Should telecoms pay licence fee on income from dividend and interest?

Indian telecom operators Bharti Airtel, BSNL, Vodafone Idea and Reliance Jio may have to pay Rs 92,000 crore as outstanding licence fee – based on the forthcoming Supreme Court verdict on the definition of adjusted gross revenue (AGR).
Smartphone customers on 4G networkTelecom operators are pressing for a favourable verdict from the Supreme Court that will conclude the hearings on the definition of adjusted gross revenue (AGR) and pronounce its judgment, Financial Express reported.

The AGR dues of the telecom operators as on July 7, 2019 stands at Rs 92,641 crore, as per the department of telecommunication’s calculations. This includes licence fee dues as raised by DoT, interest on the unpaid part, penalty, and interest on penalty.
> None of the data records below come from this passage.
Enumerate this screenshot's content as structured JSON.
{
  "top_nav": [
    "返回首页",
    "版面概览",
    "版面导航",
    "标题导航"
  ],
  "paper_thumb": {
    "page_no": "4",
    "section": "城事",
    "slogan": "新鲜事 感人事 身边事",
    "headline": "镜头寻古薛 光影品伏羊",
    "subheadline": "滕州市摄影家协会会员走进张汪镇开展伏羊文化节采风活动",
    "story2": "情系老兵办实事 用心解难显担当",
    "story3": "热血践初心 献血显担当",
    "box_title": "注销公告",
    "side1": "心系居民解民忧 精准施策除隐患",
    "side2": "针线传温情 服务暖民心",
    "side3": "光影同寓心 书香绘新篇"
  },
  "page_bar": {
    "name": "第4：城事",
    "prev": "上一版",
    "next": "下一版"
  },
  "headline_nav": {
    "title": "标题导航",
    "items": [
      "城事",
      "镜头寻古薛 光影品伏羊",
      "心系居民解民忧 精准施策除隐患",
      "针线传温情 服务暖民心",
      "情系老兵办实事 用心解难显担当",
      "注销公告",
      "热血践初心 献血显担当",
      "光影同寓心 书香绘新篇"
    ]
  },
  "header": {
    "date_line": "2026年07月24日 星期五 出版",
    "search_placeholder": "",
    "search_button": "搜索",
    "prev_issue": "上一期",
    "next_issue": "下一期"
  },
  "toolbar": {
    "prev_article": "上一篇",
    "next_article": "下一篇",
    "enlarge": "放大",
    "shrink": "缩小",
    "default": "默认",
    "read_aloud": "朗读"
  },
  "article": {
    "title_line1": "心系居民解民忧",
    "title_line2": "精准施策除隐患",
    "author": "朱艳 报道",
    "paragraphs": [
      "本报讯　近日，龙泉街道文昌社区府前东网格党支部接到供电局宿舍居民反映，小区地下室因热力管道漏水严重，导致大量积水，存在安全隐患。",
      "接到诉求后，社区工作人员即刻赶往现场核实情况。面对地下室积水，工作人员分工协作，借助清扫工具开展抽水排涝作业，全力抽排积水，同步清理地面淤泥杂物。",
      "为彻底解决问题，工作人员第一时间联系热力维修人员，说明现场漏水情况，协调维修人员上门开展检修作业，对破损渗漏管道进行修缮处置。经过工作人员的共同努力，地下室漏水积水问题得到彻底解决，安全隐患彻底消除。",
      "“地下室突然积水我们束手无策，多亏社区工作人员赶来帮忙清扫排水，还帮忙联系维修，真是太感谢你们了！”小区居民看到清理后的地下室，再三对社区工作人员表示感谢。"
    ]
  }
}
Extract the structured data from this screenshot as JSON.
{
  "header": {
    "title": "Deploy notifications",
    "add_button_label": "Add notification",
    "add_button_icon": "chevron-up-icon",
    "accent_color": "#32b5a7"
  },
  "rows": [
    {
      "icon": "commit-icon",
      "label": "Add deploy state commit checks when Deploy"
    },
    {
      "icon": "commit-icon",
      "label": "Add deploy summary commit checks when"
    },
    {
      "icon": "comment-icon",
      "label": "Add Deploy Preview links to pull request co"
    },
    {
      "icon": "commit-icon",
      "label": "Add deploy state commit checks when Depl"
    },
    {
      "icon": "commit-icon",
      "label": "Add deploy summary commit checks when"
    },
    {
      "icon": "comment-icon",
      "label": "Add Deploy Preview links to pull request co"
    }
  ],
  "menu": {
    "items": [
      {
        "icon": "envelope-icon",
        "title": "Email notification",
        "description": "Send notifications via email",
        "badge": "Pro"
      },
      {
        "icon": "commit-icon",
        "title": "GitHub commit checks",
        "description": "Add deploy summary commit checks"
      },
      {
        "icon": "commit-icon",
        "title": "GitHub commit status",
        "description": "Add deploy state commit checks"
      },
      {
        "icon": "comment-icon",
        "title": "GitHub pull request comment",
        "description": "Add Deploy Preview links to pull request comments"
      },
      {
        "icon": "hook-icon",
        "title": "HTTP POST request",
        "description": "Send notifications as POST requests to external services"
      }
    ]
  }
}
In 2016 the outstanding licence fee dues, as per DoT’s methodology, stood at Rs 29,474 crore.

Telecom operators pay 8 percent of their adjusted gross revenue as licence fee to the India government. The components of AGR, which is being contested since 2006 in the Telecom Disputes Settlement and Appellate Tribunal, high courts and Supreme Court, will define the total outstanding licence fee.

According to DoT the definition of AGR includes all revenues accruing to operators except a few like termination and roaming charges which are collected on behalf of other operators. Indian mobile operators want revenue that accrues directly to them as part of the licence should be counted as AGR.

Telecom operators demand that other income such as interest income, dividend income, value of rebate, discounts, free calls, etc should not be included in computation of AGR for the purpose of payment of licence fee.

TDSAT on July 7, 2006 decided the matter in favour of the mobile operators and against the government. The TDSAT’s decision was based on the fact that the DoT cannot demand a share of revenue as licence fees which are derived from activities that do not require a licence.

DoT challenged TDSAT’s judgment in the Supreme Court. Initially the SC ruled in favour of the operators but in a later appeal against an order of the TDSAT it struck down the tribunal’s order since it questioned the validity of the licence agreement drawn up by the DoT.

SC earlier TDSAT could look into disputes between DoT and operators over interpretation of the licence conditions. Later TDSAT excluded a number of items from AGR definition, and DoT challenged the same in the SC.